How Much Need for Truth within Conflict Resolution?
During my studies over Transitional Justice in Argentina, I came across an original mechanism of prosecution: the Juicios por la verdad. They were a criminal procedure adopted in the Nineties, which aimed at the mere discovery of the truth. Based only on the enquiry phase, these proceeding-like instruments lacked one of the trial’s goals: the injunction of a penalty to the perpetrator of a crime. The victims’ families (called secondary victims) turned to the judges, claiming for the discovery of past atrocities and the whereabouts of the missing bodies. They demanded the satisfaction of their right to know the fate of their disappeared beloved, as well as that to bury and to mourn them.
Criminal legal reasons, the existence of amnesty laws and legal pardons, pushed the families to ask for truth, rather than for justice. Nevertheless, along with Argentina, other countries distinguished themselves for the same strain for truth, within the context of Transitional Justice. The spread of Truth and Reconciliation Commissions in South America as well as in Africa testifies an increasing attention towards the establishment of truth, as part of the procedure to solve a conflict. Involving the personal and the collective sphere of interaction, the process of truth revelation provides the community with a shared narrative, leading towards a nation-building process. On the other hand, the victim finds an answer to what Procedural Justice identifies as the need to rationally control emotions, through the acknowledgement of the crimes and their motivations.
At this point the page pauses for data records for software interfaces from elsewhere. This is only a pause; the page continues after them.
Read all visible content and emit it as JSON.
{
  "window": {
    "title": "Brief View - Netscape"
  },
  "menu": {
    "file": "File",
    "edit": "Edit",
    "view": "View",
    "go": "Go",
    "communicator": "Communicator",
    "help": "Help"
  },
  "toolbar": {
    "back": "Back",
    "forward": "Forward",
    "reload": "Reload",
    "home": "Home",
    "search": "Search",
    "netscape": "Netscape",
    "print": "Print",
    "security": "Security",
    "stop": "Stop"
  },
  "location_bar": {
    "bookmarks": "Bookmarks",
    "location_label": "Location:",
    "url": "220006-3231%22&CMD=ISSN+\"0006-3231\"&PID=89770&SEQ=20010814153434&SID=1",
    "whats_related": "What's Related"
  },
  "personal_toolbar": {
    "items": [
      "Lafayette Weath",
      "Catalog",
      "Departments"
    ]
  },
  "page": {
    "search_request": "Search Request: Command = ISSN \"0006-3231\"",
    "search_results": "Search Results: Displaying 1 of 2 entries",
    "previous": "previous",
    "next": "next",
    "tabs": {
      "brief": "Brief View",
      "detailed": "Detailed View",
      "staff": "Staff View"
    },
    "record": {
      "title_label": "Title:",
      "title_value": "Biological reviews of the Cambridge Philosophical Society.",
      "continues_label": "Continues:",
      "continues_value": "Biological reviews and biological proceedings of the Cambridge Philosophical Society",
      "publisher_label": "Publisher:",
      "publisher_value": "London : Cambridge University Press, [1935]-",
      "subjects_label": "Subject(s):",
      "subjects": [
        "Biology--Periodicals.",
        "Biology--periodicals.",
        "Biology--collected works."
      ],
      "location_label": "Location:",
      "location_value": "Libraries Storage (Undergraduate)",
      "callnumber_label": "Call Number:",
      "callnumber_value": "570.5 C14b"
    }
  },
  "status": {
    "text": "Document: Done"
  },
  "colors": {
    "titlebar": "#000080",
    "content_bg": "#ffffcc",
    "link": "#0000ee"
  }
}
This rationalisation comes from the human desire to seek closure: the enlightenment over the fate of one’s beloved delivers the victim from the anxiety of uncertainty.
A procedure that supports the broad discovery of truth, potentially through dialogue between the parties, will better satisfy this victim’s need.